Task statement:
Lines with "type" in them are to be located in the listing below and copied.

Records shown:
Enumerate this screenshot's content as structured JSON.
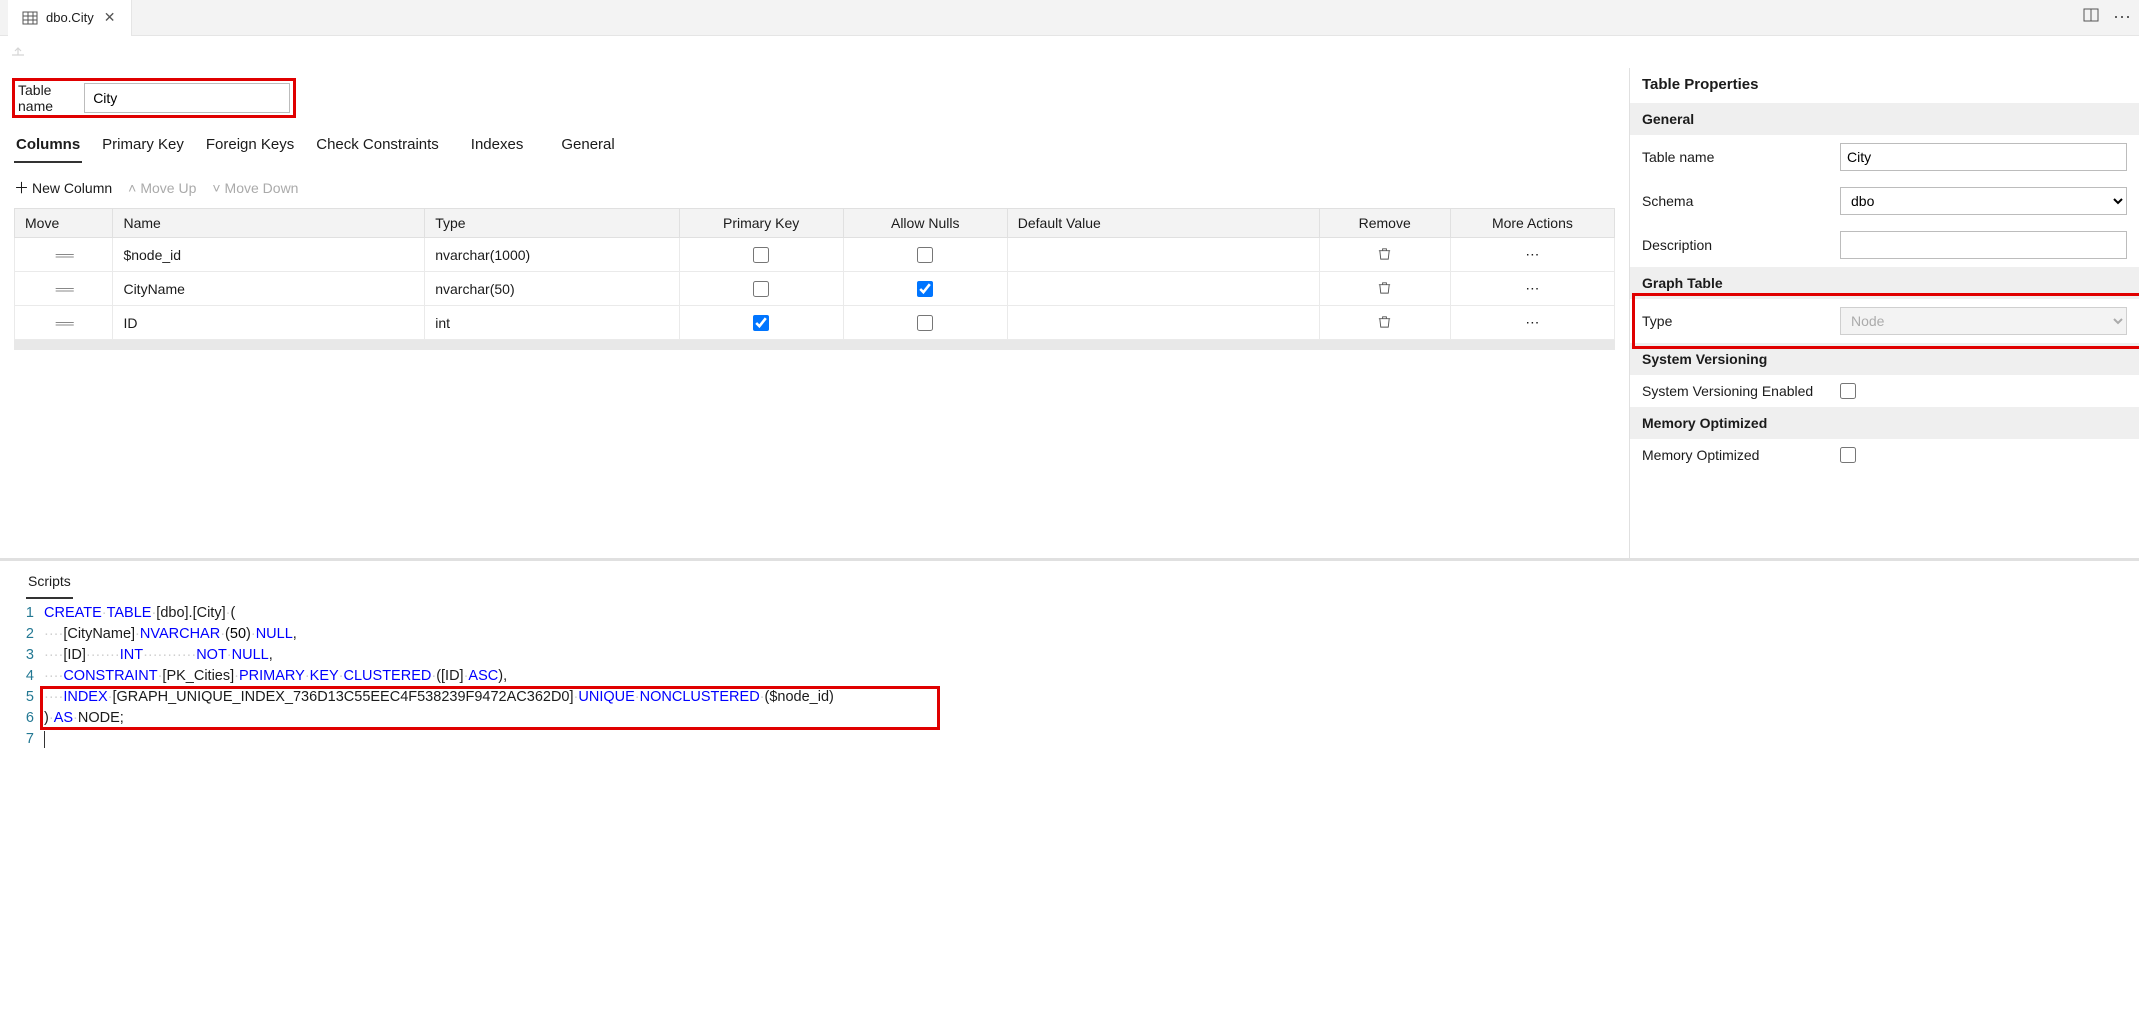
{
  "tab": {
    "title": "dbo.City"
  },
  "designer": {
    "table_name_label": "Table name",
    "table_name_value": "City",
    "subtabs": [
      "Columns",
      "Primary Key",
      "Foreign Keys",
      "Check Constraints",
      "Indexes",
      "General"
    ],
    "active_subtab": 0,
    "col_toolbar": {
      "new_column": "New Column",
      "move_up": "Move Up",
      "move_down": "Move Down"
    },
    "headers": {
      "move": "Move",
      "name": "Name",
      "type": "Type",
      "pk": "Primary Key",
      "nulls": "Allow Nulls",
      "def": "Default Value",
      "remove": "Remove",
      "more": "More Actions"
    },
    "rows": [
      {
        "name": "$node_id",
        "type": "nvarchar(1000)",
        "pk": false,
        "nulls": false,
        "def": ""
      },
      {
        "name": "CityName",
        "type": "nvarchar(50)",
        "pk": false,
        "nulls": true,
        "def": ""
      },
      {
        "name": "ID",
        "type": "int",
        "pk": true,
        "nulls": false,
        "def": ""
      }
    ]
  },
  "properties": {
    "title": "Table Properties",
    "sections": {
      "general": "General",
      "graph_table": "Graph Table",
      "system_versioning": "System Versioning",
      "memory_optimized": "Memory Optimized"
    },
    "labels": {
      "table_name": "Table name",
      "schema": "Schema",
      "description": "Description",
      "type": "Type",
      "sv_enabled": "System Versioning Enabled",
      "mem_opt": "Memory Optimized"
    },
    "values": {
      "table_name": "City",
      "schema": "dbo",
      "description": "",
      "type": "Node",
      "sv_enabled": false,
      "mem_opt": false
    }
  },
  "scripts": {
    "title": "Scripts",
    "index_name": "GRAPH_UNIQUE_INDEX_736D13C55EEC4F538239F9472AC362D0"
  }
}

Exercise result:
      "type": "Type",
        "type": "nvarchar(1000)",
        "type": "nvarchar(50)",
        "type": "int",
      "type": "Type",
      "type": "Node",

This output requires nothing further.